> **Work task**: Reproduce all entries below verbatim. Skip the pictures.

Source records
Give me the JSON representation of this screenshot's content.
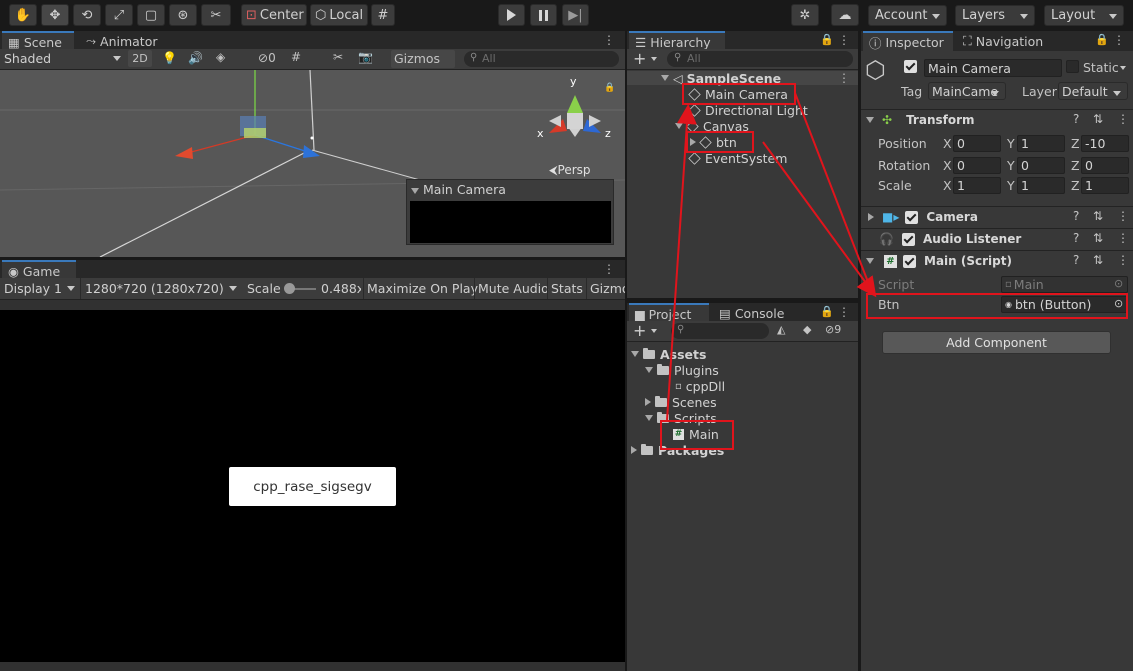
{
  "toolbar": {
    "tools": [
      "hand-tool",
      "move-tool",
      "rotate-tool",
      "scale-tool",
      "rect-tool",
      "transform-tool",
      "custom-tool"
    ],
    "pivot": "Center",
    "space": "Local",
    "account": "Account",
    "layers": "Layers",
    "layout": "Layout"
  },
  "scene": {
    "tab_scene": "Scene",
    "tab_animator": "Animator",
    "shading": "Shaded",
    "mode_2d": "2D",
    "hidden_count": "0",
    "gizmos": "Gizmos",
    "search_placeholder": "All",
    "persp": "Persp",
    "axis_x": "x",
    "axis_y": "y",
    "axis_z": "z",
    "camera_preview_title": "Main Camera"
  },
  "game": {
    "tab": "Game",
    "display": "Display 1",
    "resolution": "1280*720 (1280x720)",
    "scale_label": "Scale",
    "scale_value": "0.488x",
    "maximize": "Maximize On Play",
    "mute": "Mute Audio",
    "stats": "Stats",
    "gizmos": "Gizmo",
    "button_text": "cpp_rase_sigsegv"
  },
  "hierarchy": {
    "tab": "Hierarchy",
    "search_placeholder": "All",
    "scene_name": "SampleScene",
    "items": [
      "Main Camera",
      "Directional Light",
      "Canvas",
      "btn",
      "EventSystem"
    ]
  },
  "project": {
    "tab_project": "Project",
    "tab_console": "Console",
    "hidden_count": "9",
    "items": [
      "Assets",
      "Plugins",
      "cppDll",
      "Scenes",
      "Scripts",
      "Main",
      "Packages"
    ]
  },
  "inspector": {
    "tab_inspector": "Inspector",
    "tab_navigation": "Navigation",
    "object_name": "Main Camera",
    "static_label": "Static",
    "tag_label": "Tag",
    "tag_value": "MainCame",
    "layer_label": "Layer",
    "layer_value": "Default",
    "transform": {
      "title": "Transform",
      "position_label": "Position",
      "rotation_label": "Rotation",
      "scale_label": "Scale",
      "position": [
        "0",
        "1",
        "-10"
      ],
      "rotation": [
        "0",
        "0",
        "0"
      ],
      "scale": [
        "1",
        "1",
        "1"
      ],
      "axes": [
        "X",
        "Y",
        "Z"
      ]
    },
    "camera_title": "Camera",
    "audio_title": "Audio Listener",
    "script_title": "Main (Script)",
    "script_label": "Script",
    "script_value": "Main",
    "btn_label": "Btn",
    "btn_value": "btn (Button)",
    "add_component": "Add Component"
  },
  "colors": {
    "highlight_red": "#e0141c",
    "selection_blue": "#3a79bb"
  }
}
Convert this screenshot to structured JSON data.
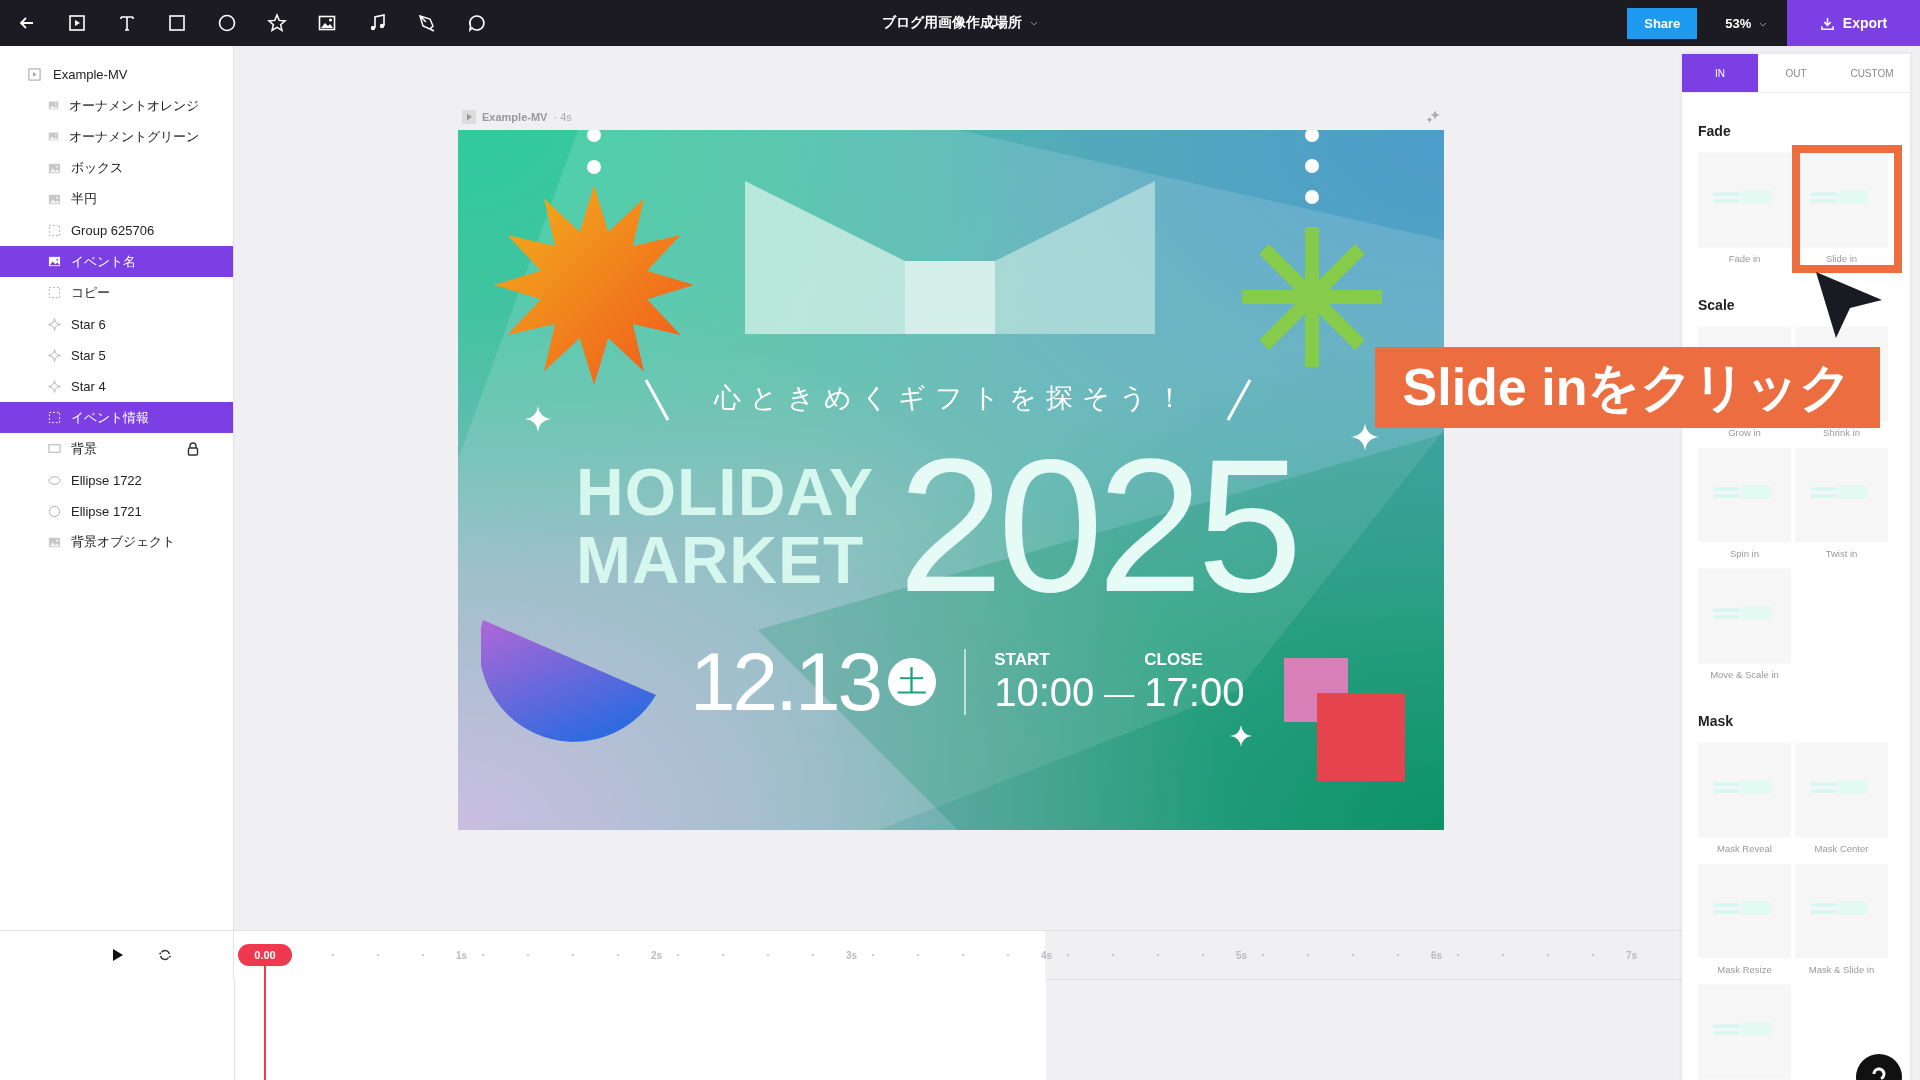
{
  "toolbar": {
    "title": "ブログ用画像作成場所",
    "share": "Share",
    "zoom": "53%",
    "export": "Export"
  },
  "layers": {
    "name": "Example-MV",
    "kind": "video",
    "children": [
      {
        "name": "オーナメントオレンジ",
        "kind": "image",
        "selected": false,
        "locked": false
      },
      {
        "name": "オーナメントグリーン",
        "kind": "image",
        "selected": false,
        "locked": false
      },
      {
        "name": "ボックス",
        "kind": "image",
        "selected": false,
        "locked": false
      },
      {
        "name": "半円",
        "kind": "image",
        "selected": false,
        "locked": false
      },
      {
        "name": "Group 625706",
        "kind": "group",
        "selected": false,
        "locked": false
      },
      {
        "name": "イベント名",
        "kind": "image",
        "selected": true,
        "locked": false
      },
      {
        "name": "コピー",
        "kind": "group",
        "selected": false,
        "locked": false
      },
      {
        "name": "Star 6",
        "kind": "star",
        "selected": false,
        "locked": false
      },
      {
        "name": "Star 5",
        "kind": "star",
        "selected": false,
        "locked": false
      },
      {
        "name": "Star 4",
        "kind": "star",
        "selected": false,
        "locked": false
      },
      {
        "name": "イベント情報",
        "kind": "group",
        "selected": true,
        "locked": false
      },
      {
        "name": "背景",
        "kind": "rect",
        "selected": false,
        "locked": true
      },
      {
        "name": "Ellipse 1722",
        "kind": "ellipse",
        "selected": false,
        "locked": false
      },
      {
        "name": "Ellipse 1721",
        "kind": "circle",
        "selected": false,
        "locked": false
      },
      {
        "name": "背景オブジェクト",
        "kind": "image",
        "selected": false,
        "locked": false
      }
    ]
  },
  "artboard": {
    "name": "Example-MV",
    "duration": "· 4s",
    "tagline": "心ときめくギフトを探そう！",
    "title_lines": [
      "HOLIDAY",
      "MARKET"
    ],
    "year": "2025",
    "date": "12.13",
    "weekday": "土",
    "start_label": "START",
    "start_time": "10:00",
    "dash": "—",
    "close_label": "CLOSE",
    "close_time": "17:00"
  },
  "animation_panel": {
    "tabs": [
      {
        "label": "IN",
        "selected": true
      },
      {
        "label": "OUT",
        "selected": false
      },
      {
        "label": "CUSTOM",
        "selected": false
      }
    ],
    "sections": [
      {
        "title": "Fade",
        "presets": [
          {
            "label": "Fade in"
          },
          {
            "label": "Slide in"
          }
        ]
      },
      {
        "title": "Scale",
        "presets": [
          {
            "label": "Grow in"
          },
          {
            "label": "Shrink in"
          },
          {
            "label": "Spin in"
          },
          {
            "label": "Twist in"
          },
          {
            "label": "Move & Scale in"
          }
        ]
      },
      {
        "title": "Mask",
        "presets": [
          {
            "label": "Mask Reveal"
          },
          {
            "label": "Mask Center"
          },
          {
            "label": "Mask Resize"
          },
          {
            "label": "Mask & Slide in"
          },
          {
            "kind": "preview_only"
          }
        ]
      }
    ]
  },
  "timeline": {
    "playhead": "0.00",
    "ticks": [
      "1s",
      "2s",
      "3s",
      "4s",
      "5s",
      "6s",
      "7s"
    ]
  },
  "annotation": {
    "text": "Slide inをクリック"
  }
}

> **Task solution**:
Give me the JSON representation of this screenshot's content.
{
  "toolbar": {
    "tools": [
      "hand-tool",
      "move-tool",
      "rotate-tool",
      "scale-tool",
      "rect-tool",
      "transform-tool",
      "custom-tool"
    ],
    "pivot": "Center",
    "space": "Local",
    "account": "Account",
    "layers": "Layers",
    "layout": "Layout"
  },
  "scene": {
    "tab_scene": "Scene",
    "tab_animator": "Animator",
    "shading": "Shaded",
    "mode_2d": "2D",
    "hidden_count": "0",
    "gizmos": "Gizmos",
    "search_placeholder": "All",
    "persp": "Persp",
    "axis_x": "x",
    "axis_y": "y",
    "axis_z": "z",
    "camera_preview_title": "Main Camera"
  },
  "game": {
    "tab": "Game",
    "display": "Display 1",
    "resolution": "1280*720 (1280x720)",
    "scale_label": "Scale",
    "scale_value": "0.488x",
    "maximize": "Maximize On Play",
    "mute": "Mute Audio",
    "stats": "Stats",
    "gizmos": "Gizmo",
    "button_text": "cpp_rase_sigsegv"
  },
  "hierarchy": {
    "tab": "Hierarchy",
    "search_placeholder": "All",
    "scene_name": "SampleScene",
    "items": [
      "Main Camera",
      "Directional Light",
      "Canvas",
      "btn",
      "EventSystem"
    ]
  },
  "project": {
    "tab_project": "Project",
    "tab_console": "Console",
    "hidden_count": "9",
    "items": [
      "Assets",
      "Plugins",
      "cppDll",
      "Scenes",
      "Scripts",
      "Main",
      "Packages"
    ]
  },
  "inspector": {
    "tab_inspector": "Inspector",
    "tab_navigation": "Navigation",
    "object_name": "Main Camera",
    "static_label": "Static",
    "tag_label": "Tag",
    "tag_value": "MainCame",
    "layer_label": "Layer",
    "layer_value": "Default",
    "transform": {
      "title": "Transform",
      "position_label": "Position",
      "rotation_label": "Rotation",
      "scale_label": "Scale",
      "position": [
        "0",
        "1",
        "-10"
      ],
      "rotation": [
        "0",
        "0",
        "0"
      ],
      "scale": [
        "1",
        "1",
        "1"
      ],
      "axes": [
        "X",
        "Y",
        "Z"
      ]
    },
    "camera_title": "Camera",
    "audio_title": "Audio Listener",
    "script_title": "Main (Script)",
    "script_label": "Script",
    "script_value": "Main",
    "btn_label": "Btn",
    "btn_value": "btn (Button)",
    "add_component": "Add Component"
  },
  "colors": {
    "highlight_red": "#e0141c",
    "selection_blue": "#3a79bb"
  }
}
Convert this screenshot to structured JSON data.
{
  "toolbar": {
    "title": "ブログ用画像作成場所",
    "share": "Share",
    "zoom": "53%",
    "export": "Export"
  },
  "layers": {
    "name": "Example-MV",
    "kind": "video",
    "children": [
      {
        "name": "オーナメントオレンジ",
        "kind": "image",
        "selected": false,
        "locked": false
      },
      {
        "name": "オーナメントグリーン",
        "kind": "image",
        "selected": false,
        "locked": false
      },
      {
        "name": "ボックス",
        "kind": "image",
        "selected": false,
        "locked": false
      },
      {
        "name": "半円",
        "kind": "image",
        "selected": false,
        "locked": false
      },
      {
        "name": "Group 625706",
        "kind": "group",
        "selected": false,
        "locked": false
      },
      {
        "name": "イベント名",
        "kind": "image",
        "selected": true,
        "locked": false
      },
      {
        "name": "コピー",
        "kind": "group",
        "selected": false,
        "locked": false
      },
      {
        "name": "Star 6",
        "kind": "star",
        "selected": false,
        "locked": false
      },
      {
        "name": "Star 5",
        "kind": "star",
        "selected": false,
        "locked": false
      },
      {
        "name": "Star 4",
        "kind": "star",
        "selected": false,
        "locked": false
      },
      {
        "name": "イベント情報",
        "kind": "group",
        "selected": true,
        "locked": false
      },
      {
        "name": "背景",
        "kind": "rect",
        "selected": false,
        "locked": true
      },
      {
        "name": "Ellipse 1722",
        "kind": "ellipse",
        "selected": false,
        "locked": false
      },
      {
        "name": "Ellipse 1721",
        "kind": "circle",
        "selected": false,
        "locked": false
      },
      {
        "name": "背景オブジェクト",
        "kind": "image",
        "selected": false,
        "locked": false
      }
    ]
  },
  "artboard": {
    "name": "Example-MV",
    "duration": "· 4s",
    "tagline": "心ときめくギフトを探そう！",
    "title_lines": [
      "HOLIDAY",
      "MARKET"
    ],
    "year": "2025",
    "date": "12.13",
    "weekday": "土",
    "start_label": "START",
    "start_time": "10:00",
    "dash": "—",
    "close_label": "CLOSE",
    "close_time": "17:00"
  },
  "animation_panel": {
    "tabs": [
      {
        "label": "IN",
        "selected": true
      },
      {
        "label": "OUT",
        "selected": false
      },
      {
        "label": "CUSTOM",
        "selected": false
      }
    ],
    "sections": [
      {
        "title": "Fade",
        "presets": [
          {
            "label": "Fade in"
          },
          {
            "label": "Slide in"
          }
        ]
      },
      {
        "title": "Scale",
        "presets": [
          {
            "label": "Grow in"
          },
          {
            "label": "Shrink in"
          },
          {
            "label": "Spin in"
          },
          {
            "label": "Twist in"
          },
          {
            "label": "Move & Scale in"
          }
        ]
      },
      {
        "title": "Mask",
        "presets": [
          {
            "label": "Mask Reveal"
          },
          {
            "label": "Mask Center"
          },
          {
            "label": "Mask Resize"
          },
          {
            "label": "Mask & Slide in"
          },
          {
            "kind": "preview_only"
          }
        ]
      }
    ]
  },
  "timeline": {
    "playhead": "0.00",
    "ticks": [
      "1s",
      "2s",
      "3s",
      "4s",
      "5s",
      "6s",
      "7s"
    ]
  },
  "annotation": {
    "text": "Slide inをクリック"
  }
}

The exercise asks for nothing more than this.